December 5, 2022
CEE alumnus Richard Partington (BSCE ’55) wasn’t afraid of a challenge, both in his personal and professional lives.
When he learned there was a youth soccer coach shortage, never having played soccer himself, he learned how to coach by reading books on the game. When a developer wanted to purchase a 10-acre piece of wooded property in his community, he helped establish a city park instead. And, he used his structural engineering skills to solve problems and develop missiles during a 40-year career at Boeing.
And now, there’s another item to add to the list: Helping undergraduate students overcome financial hardship. To commemorate her husband, who passed away in 2019, Patti Partington founded the Richard L. Partington Distinguished Endowed Scholarship in Civil & Environmental Engineering in 2021. The scholarship will be awarded for the first time this year, providing financial assistance for tuition and other educational expenses.

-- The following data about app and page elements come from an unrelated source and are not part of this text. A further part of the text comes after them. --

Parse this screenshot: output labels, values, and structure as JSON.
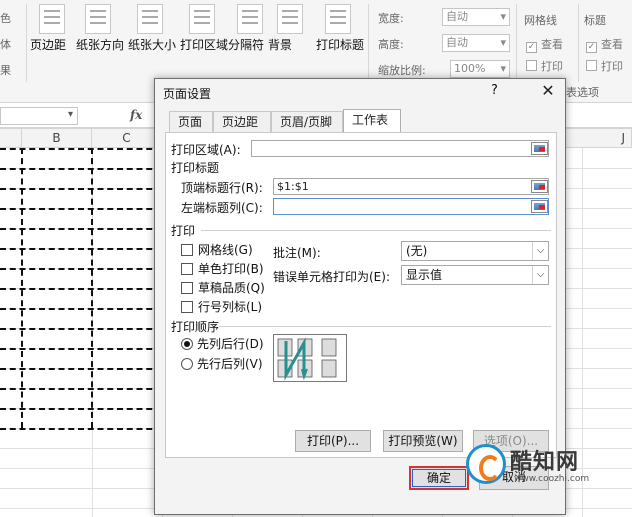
{
  "ribbon": {
    "left_partial": [
      "色",
      "体",
      "果"
    ],
    "buttons": [
      {
        "label": "页边距",
        "icon": "margins-icon"
      },
      {
        "label": "纸张方向",
        "icon": "orientation-icon"
      },
      {
        "label": "纸张大小",
        "icon": "paper-size-icon"
      },
      {
        "label": "打印区域",
        "icon": "print-area-icon"
      },
      {
        "label": "分隔符",
        "icon": "breaks-icon"
      },
      {
        "label": "背景",
        "icon": "background-icon"
      },
      {
        "label": "打印标题",
        "icon": "print-titles-icon"
      }
    ],
    "scale": {
      "width_label": "宽度:",
      "width_value": "自动",
      "height_label": "高度:",
      "height_value": "自动",
      "zoom_label": "缩放比例:",
      "zoom_value": "100%"
    },
    "gridlines": {
      "title": "网格线",
      "view": "查看",
      "print": "打印"
    },
    "headings": {
      "title": "标题",
      "view": "查看",
      "print": "打印"
    },
    "options_partial": "表选项"
  },
  "formula_bar": {
    "fx": "fx"
  },
  "columns": [
    "B",
    "C",
    "J"
  ],
  "dialog": {
    "title": "页面设置",
    "help": "?",
    "close": "✕",
    "tabs": [
      "页面",
      "页边距",
      "页眉/页脚",
      "工作表"
    ],
    "print_area_label": "打印区域(A):",
    "print_area_value": "",
    "print_titles_label": "打印标题",
    "rows_repeat_label": "顶端标题行(R):",
    "rows_repeat_value": "$1:$1",
    "cols_repeat_label": "左端标题列(C):",
    "cols_repeat_value": "",
    "print_section_label": "打印",
    "checkboxes": [
      "网格线(G)",
      "单色打印(B)",
      "草稿品质(Q)",
      "行号列标(L)"
    ],
    "comments_label": "批注(M):",
    "comments_value": "(无)",
    "errors_label": "错误单元格打印为(E):",
    "errors_value": "显示值",
    "order_label": "打印顺序",
    "order_options": [
      "先列后行(D)",
      "先行后列(V)"
    ],
    "buttons": {
      "print": "打印(P)...",
      "preview": "打印预览(W)",
      "options": "选项(O)...",
      "ok": "确定",
      "cancel": "取消"
    }
  },
  "watermark": {
    "name": "酷知网",
    "url": "www.coozhi.com"
  }
}
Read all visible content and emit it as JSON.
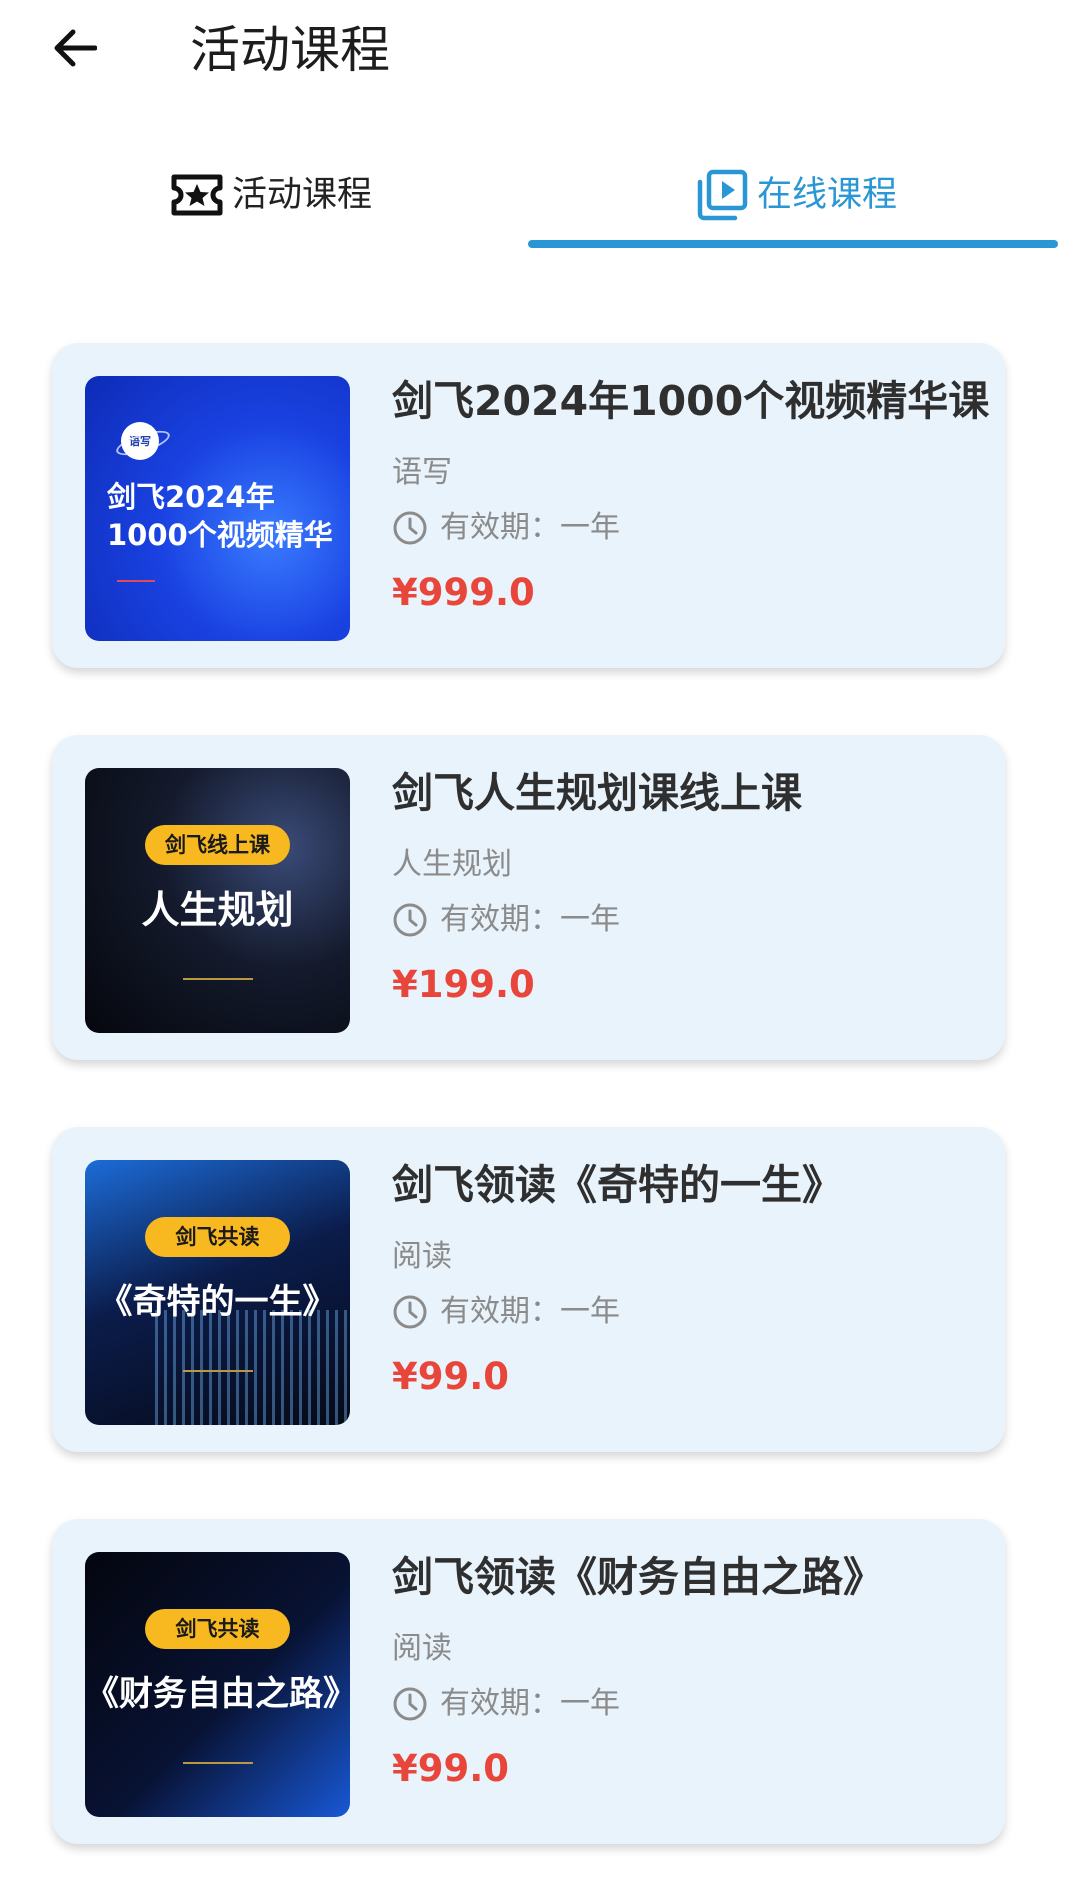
{
  "header": {
    "title": "活动课程"
  },
  "tabs": [
    {
      "label": "活动课程",
      "icon": "ticket-star-icon",
      "active": false
    },
    {
      "label": "在线课程",
      "icon": "video-playlist-icon",
      "active": true
    }
  ],
  "accent_color": "#2a97d5",
  "price_color": "#e8463a",
  "courses": [
    {
      "title": "剑飞2024年1000个视频精华课",
      "category": "语写",
      "validity": "有效期：一年",
      "price": "¥999.0",
      "cover": {
        "logo_text": "语写",
        "line1": "剑飞2024年",
        "line2": "1000个视频精华"
      }
    },
    {
      "title": "剑飞人生规划课线上课",
      "category": "人生规划",
      "validity": "有效期：一年",
      "price": "¥199.0",
      "cover": {
        "badge": "剑飞线上课",
        "main": "人生规划"
      }
    },
    {
      "title": "剑飞领读《奇特的一生》",
      "category": "阅读",
      "validity": "有效期：一年",
      "price": "¥99.0",
      "cover": {
        "badge": "剑飞共读",
        "main": "《奇特的一生》"
      }
    },
    {
      "title": "剑飞领读《财务自由之路》",
      "category": "阅读",
      "validity": "有效期：一年",
      "price": "¥99.0",
      "cover": {
        "badge": "剑飞共读",
        "main": "《财务自由之路》"
      }
    }
  ]
}
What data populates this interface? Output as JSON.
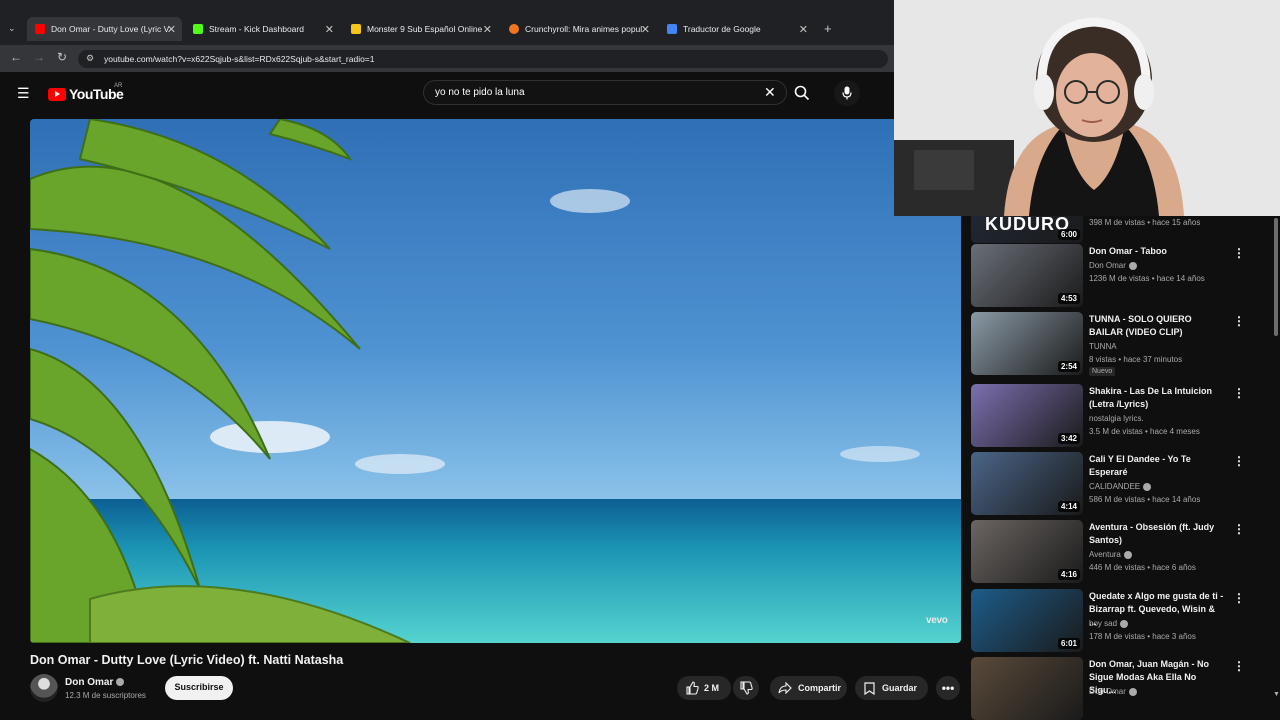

After graduating in 1955, Richard Partington worked for several small structural engineering firms, during which time he helped design the Rainbow Bridge in La Conner, Washington, known for its graceful arch design. He eventually transitioned to Boeing, where he spent the majority of his career.
At Boeing, Richard Partington received many awards of excellence associated with his work in the defense and space programs. He was involved in several high-profile projects including the AGM-69 Short-Range Attack Missile (SRAM), Minuteman Missile Programs and the Inertial Upper Stage (IUS) booster rocket. The IUS was developed by Boeing for the U.S. Air Force for raising payloads from low Earth orbit to interplanetary trajectories, following launch aboard Titan rockets. There were several launches on Space Shuttles for planetary missions at the time.
“Several astronauts came back and had a reception for the engineers who worked on it, thanking them,” Patti Partington recalls.
Outside of work, community service was important to Richard Partington. He spent 30 years in the military reserves and retired as a full colonel from the U.S. Army. He also served as president of the Robinswood Community Club and was a member of the City of Bellevue Park Board. Instrumental in the founding of Robinswood Park, he helped pass a bond issue that enabled the city to purchase the property.
“It was a beautiful piece of property, and a developer wanted to build a combination of houses and townhouses, but Dick managed to convince the city to float a bond issue,” recalls Patti Partington. “The interesting thing is, he was pretty low-key and wasn’t this big voice — he just got things done in a very nice manner.”